The list contains around 140 traditional Chinese medicine indications, such as “Harmonise middle burner (Spleen and Stomach)”, “Unblock/open/relax meridians”, “Balance Yin and Yang”.

There are also around 900 additional indications for unspecified “traditions”. These include, “Renal tonic”, “Helps healthy liver regeneration”, “Emmenagogue”, “Vermifuge” and “Vulnerary”.

Endorsing traditional medicines without evidence they work

Australia is a multicultural society, and it’s appropriate we respect and have some knowledge of complementary medical traditions.

Some observations made in these traditions have led to valuable, efficacious medicines, such as Artemisinin derivatives isolated from a herb used in traditional Chinese medicine.
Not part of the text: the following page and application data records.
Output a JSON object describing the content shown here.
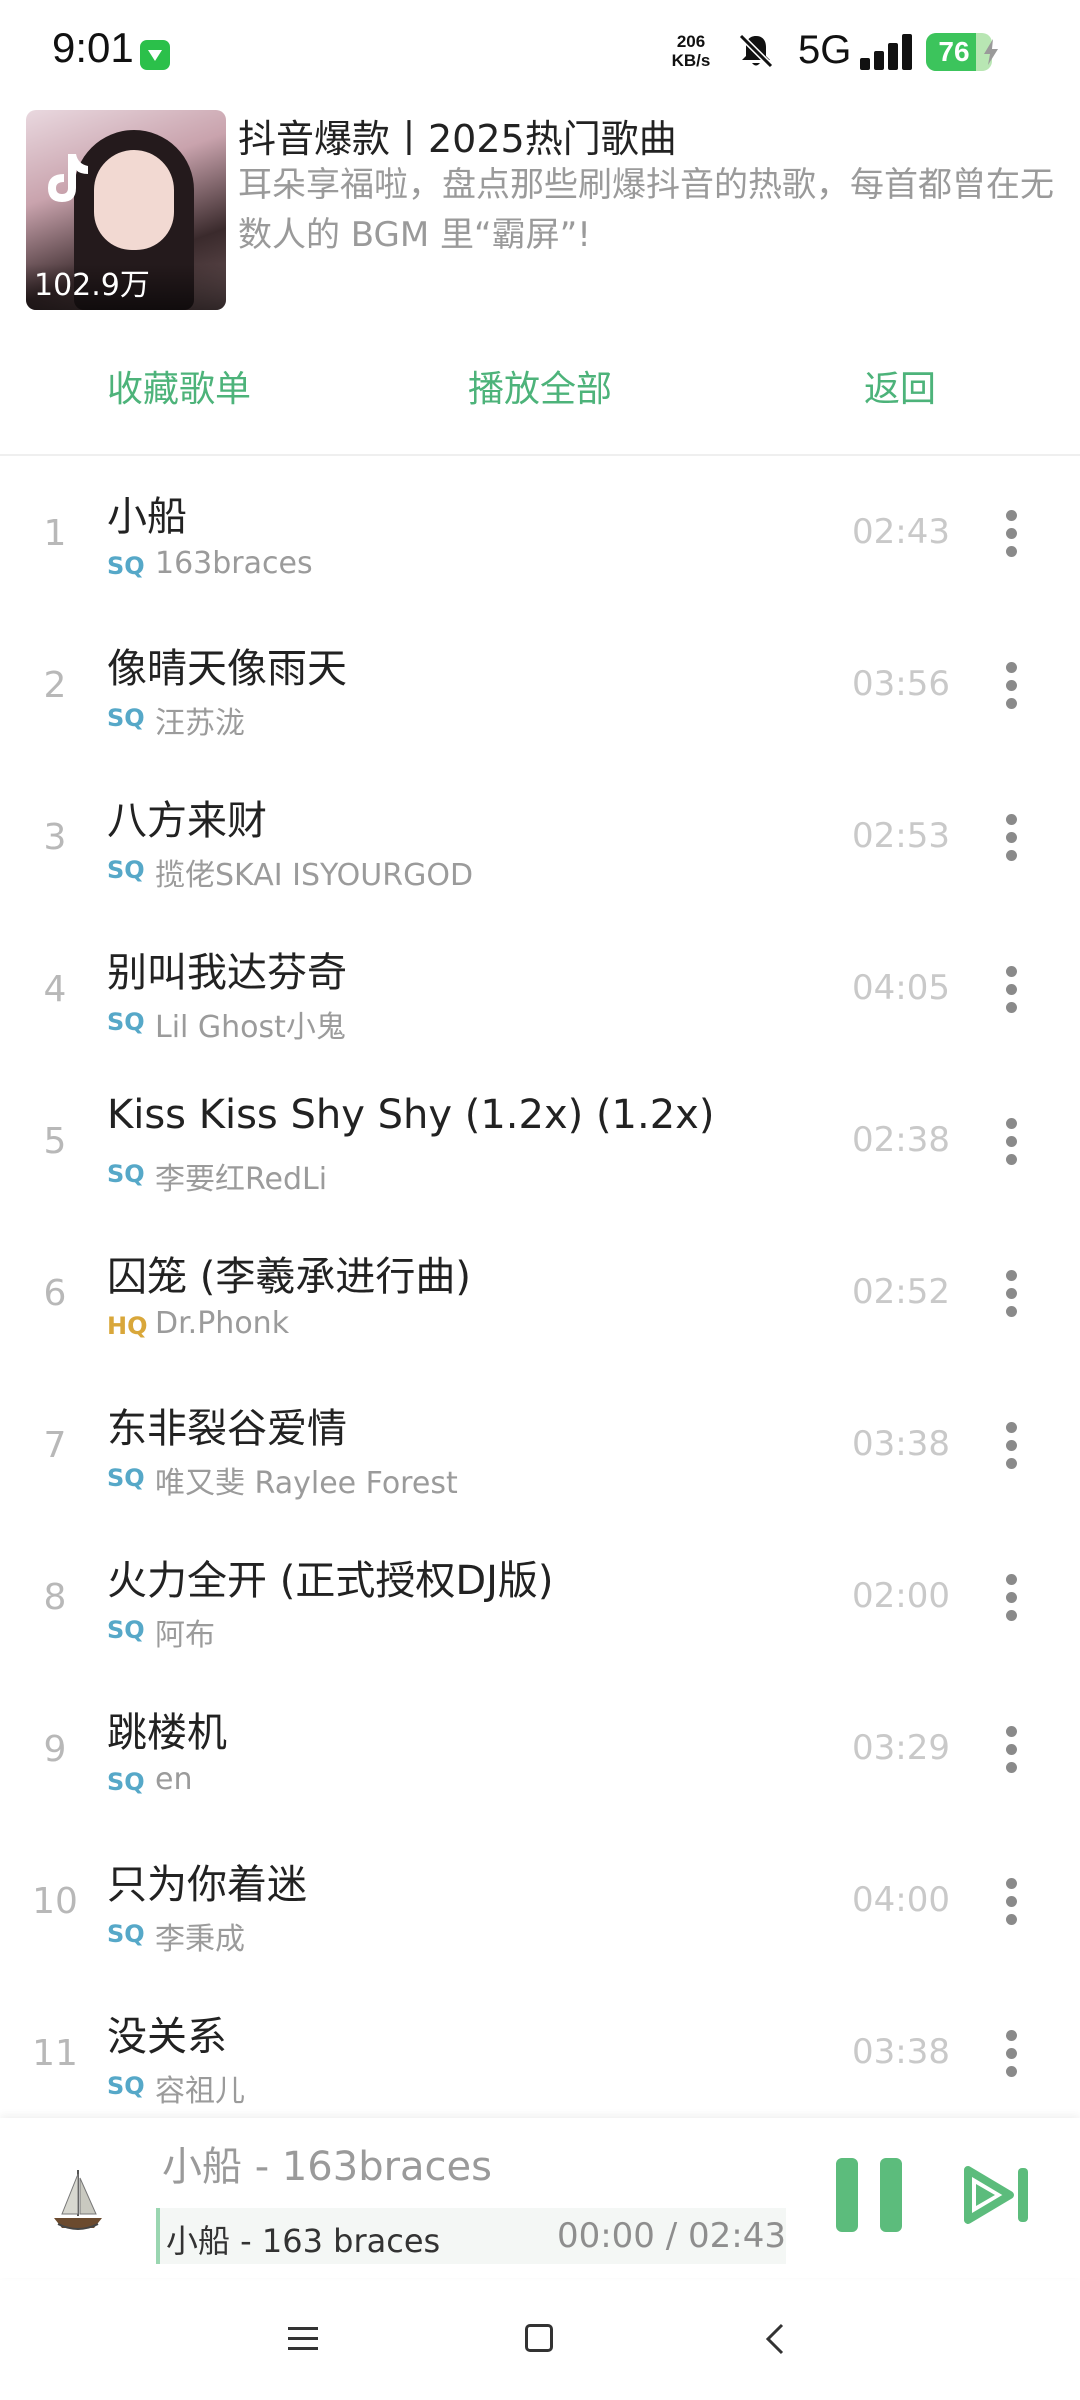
{
  "status": {
    "time": "9:01",
    "net_speed_top": "206",
    "net_speed_bottom": "KB/s",
    "network": "5G",
    "battery": "76",
    "battery_level": 0.76,
    "icons": [
      "app-badge-icon",
      "mute-bell-icon",
      "signal-icon",
      "charging-bolt-icon"
    ]
  },
  "playlist": {
    "title": "抖音爆款丨2025热门歌曲",
    "description": "耳朵享福啦，盘点那些刷爆抖音的热歌，每首都曾在无数人的 BGM 里“霸屏”!",
    "play_count": "102.9万"
  },
  "actions": {
    "collect": "收藏歌单",
    "play_all": "播放全部",
    "back": "返回"
  },
  "songs": [
    {
      "num": "1",
      "title": "小船",
      "quality": "SQ",
      "artist": "163braces",
      "duration": "02:43"
    },
    {
      "num": "2",
      "title": "像晴天像雨天",
      "quality": "SQ",
      "artist": "汪苏泷",
      "duration": "03:56"
    },
    {
      "num": "3",
      "title": "八方来财",
      "quality": "SQ",
      "artist": "揽佬SKAI ISYOURGOD",
      "duration": "02:53"
    },
    {
      "num": "4",
      "title": "别叫我达芬奇",
      "quality": "SQ",
      "artist": "Lil Ghost小鬼",
      "duration": "04:05"
    },
    {
      "num": "5",
      "title": "Kiss Kiss Shy Shy (1.2x) (1.2x)",
      "quality": "SQ",
      "artist": "李要红RedLi",
      "duration": "02:38"
    },
    {
      "num": "6",
      "title": "囚笼 (李羲承进行曲)",
      "quality": "HQ",
      "artist": "Dr.Phonk",
      "duration": "02:52"
    },
    {
      "num": "7",
      "title": "东非裂谷爱情",
      "quality": "SQ",
      "artist": "唯又斐 Raylee Forest",
      "duration": "03:38"
    },
    {
      "num": "8",
      "title": "火力全开 (正式授权DJ版)",
      "quality": "SQ",
      "artist": "阿布",
      "duration": "02:00"
    },
    {
      "num": "9",
      "title": "跳楼机",
      "quality": "SQ",
      "artist": "en",
      "duration": "03:29"
    },
    {
      "num": "10",
      "title": "只为你着迷",
      "quality": "SQ",
      "artist": "李秉成",
      "duration": "04:00"
    },
    {
      "num": "11",
      "title": "没关系",
      "quality": "SQ",
      "artist": "容祖儿",
      "duration": "03:38"
    }
  ],
  "player": {
    "track": "小船 - 163braces",
    "lyric": "小船 - 163 braces",
    "time": "00:00 / 02:43",
    "progress": 0
  },
  "colors": {
    "accent": "#4db37a",
    "sq": "#56a8c8",
    "hq": "#d9a73a"
  }
}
However, scientific investigation has not substantiated many other aspects of such traditions, such as the homeopathic principles of “like cures like” and traditional Chinese medicine concepts of meridians through which the life-energy known as “qi” flows.

We also cannot assume traditional medicines are safe, as emerging data highlights how common adverse reactions and drug interactions really are.
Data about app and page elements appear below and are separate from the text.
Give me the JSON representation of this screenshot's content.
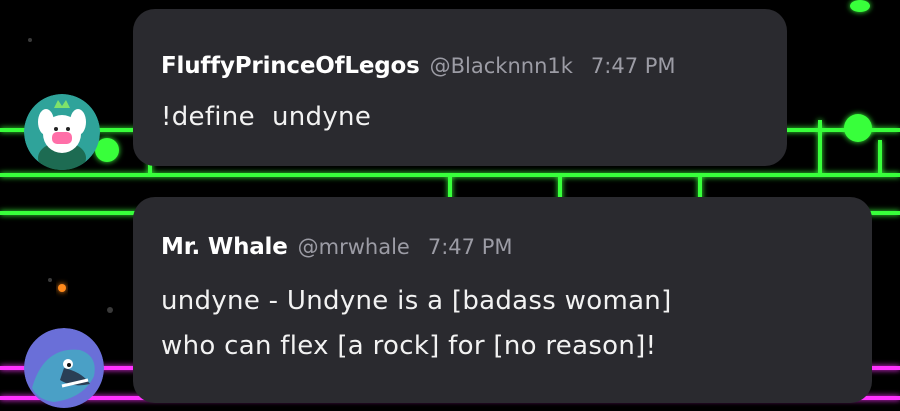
{
  "messages": [
    {
      "username": "FluffyPrinceOfLegos",
      "handle": "@Blacknnn1k",
      "time": "7:47 PM",
      "text": "!define  undyne",
      "avatar_icon": "pink-rabbit-avatar"
    },
    {
      "username": "Mr. Whale",
      "handle": "@mrwhale",
      "time": "7:47 PM",
      "text_line1": "undyne - Undyne is a [badass woman]",
      "text_line2": "who can flex [a rock] for [no reason]!",
      "avatar_icon": "blue-fish-avatar"
    }
  ],
  "colors": {
    "background": "#000000",
    "bubble": "#2a2a2f",
    "staff_green": "#39ff3a",
    "staff_magenta": "#ff33ff",
    "username": "#ffffff",
    "meta": "#9c9ca5"
  }
}
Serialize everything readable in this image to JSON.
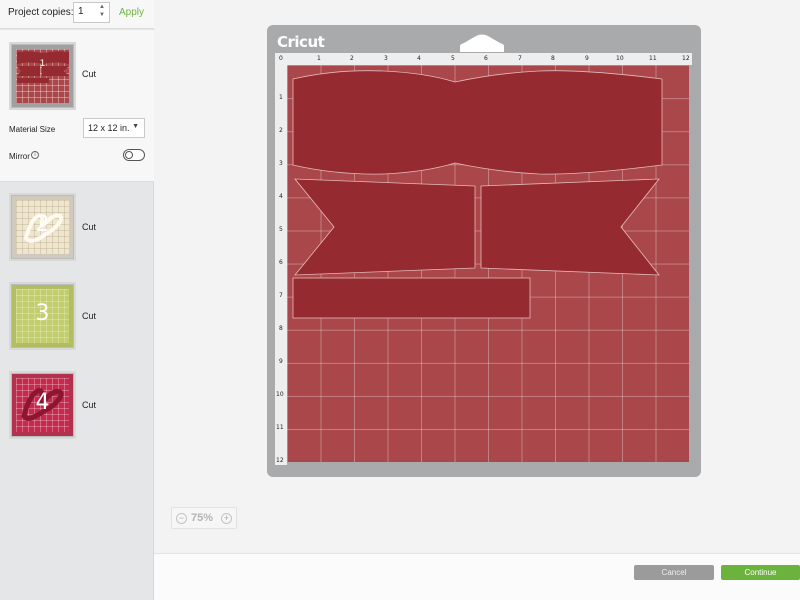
{
  "sidebar": {
    "project_copies_label": "Project copies:",
    "project_copies_value": "1",
    "apply_label": "Apply",
    "active_mat": {
      "operation": "Cut",
      "material_size_label": "Material Size",
      "material_size_value": "12 x 12 in.",
      "mirror_label": "Mirror",
      "mirror_enabled": false
    },
    "mats": [
      {
        "number": "2",
        "operation": "Cut",
        "color": "#efe6cf"
      },
      {
        "number": "3",
        "operation": "Cut",
        "color": "#c2cd6e"
      },
      {
        "number": "4",
        "operation": "Cut",
        "color": "#c5294d"
      }
    ]
  },
  "mat": {
    "brand": "Cricut",
    "color": "#a9474a",
    "ruler_top": [
      "0",
      "1",
      "2",
      "3",
      "4",
      "5",
      "6",
      "7",
      "8",
      "9",
      "10",
      "11",
      "12"
    ],
    "ruler_left": [
      "1",
      "2",
      "3",
      "4",
      "5",
      "6",
      "7",
      "8",
      "9",
      "10",
      "11",
      "12"
    ]
  },
  "zoom": {
    "value": "75%",
    "minus": "−",
    "plus": "+"
  },
  "footer": {
    "cancel_label": "Cancel",
    "continue_label": "Continue"
  },
  "colors": {
    "accent": "#6cb33e",
    "shape": "#952b30"
  },
  "icons": {
    "info": "info-icon",
    "stepper": "stepper-icon",
    "caret": "chevron-down-icon"
  }
}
Just because complementary medicines are based on long-held traditions doesn’t mean they work or are safe, as international data show. Author provided
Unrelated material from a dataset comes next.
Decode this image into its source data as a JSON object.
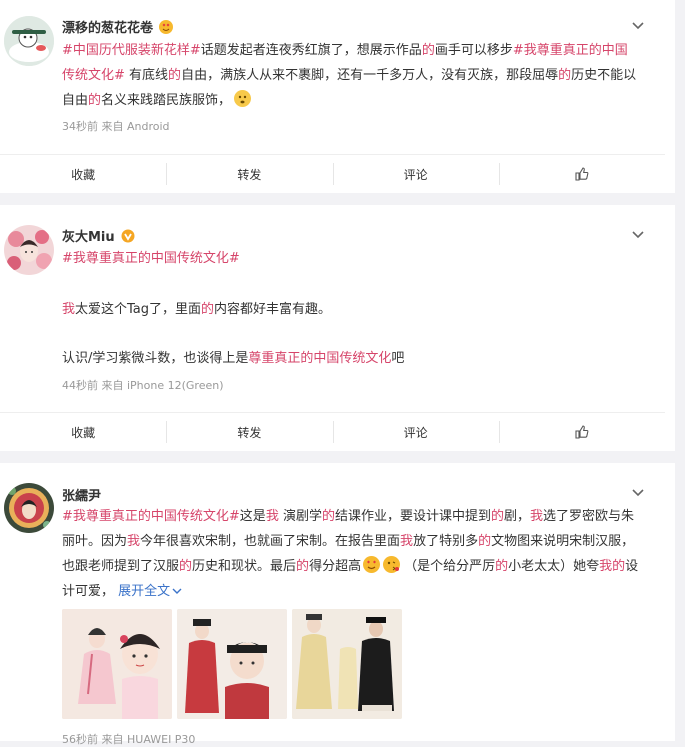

For example, Hyland’s homeopathic baby teething products were recalled by the US Food and Drug Administration and then the TGA. This was because lack of quality control over potentially toxic ingredients – belladonna alkaloids – associated with adverse events in hundreds of babies.

In China, out of the 1.33 million case reports of adverse drug event reports received by the National Adverse Drug Reaction Monitoring Center in 2014, traditional Chinese medicine represented around 17.3% (equivalent to around 230,000 cases).

What we propose

Listed medicines, like those mentioned, are meant to contain pre-approved, relatively low-risk ingredients. They should be produced with good manufacturing practice and only make “low-level” health claims for which evidence is held. However, the TGA does not check these requirements before the product is marketed.

So, to safeguard shoppers, consumer representatives (of which I was one), suggested the proposed list of permitted indications should be short and only contain modest claims such as, “may assist” or “may help”.

We also argued that, for consumers to make an informed purchase, claims based on “traditional use” should always have a disclaimer along the lines of what the US Federal Trade Commission uses for homeopathic products.

For example, “This product’s traditional claims are based on alternative health practices that are not accepted by most modern medical experts. There is no good scientific evidence that this product works”.

However, industry representatives argued they needed a long list of permitted indications to allow consumers to tell the difference between one product and another. They also argued that disclaimers for traditional medicines were unnecessary. Their wishes made it to the draft list, rather than ours.

While we welcome moves to better regulate complementary medicines in Australia, this current list of permitted indications, without disclaimers, represents a government endorsement of pseudoscience.

Worse, it will encourage consumers to purchase often ineffective and sometimes dangerous products.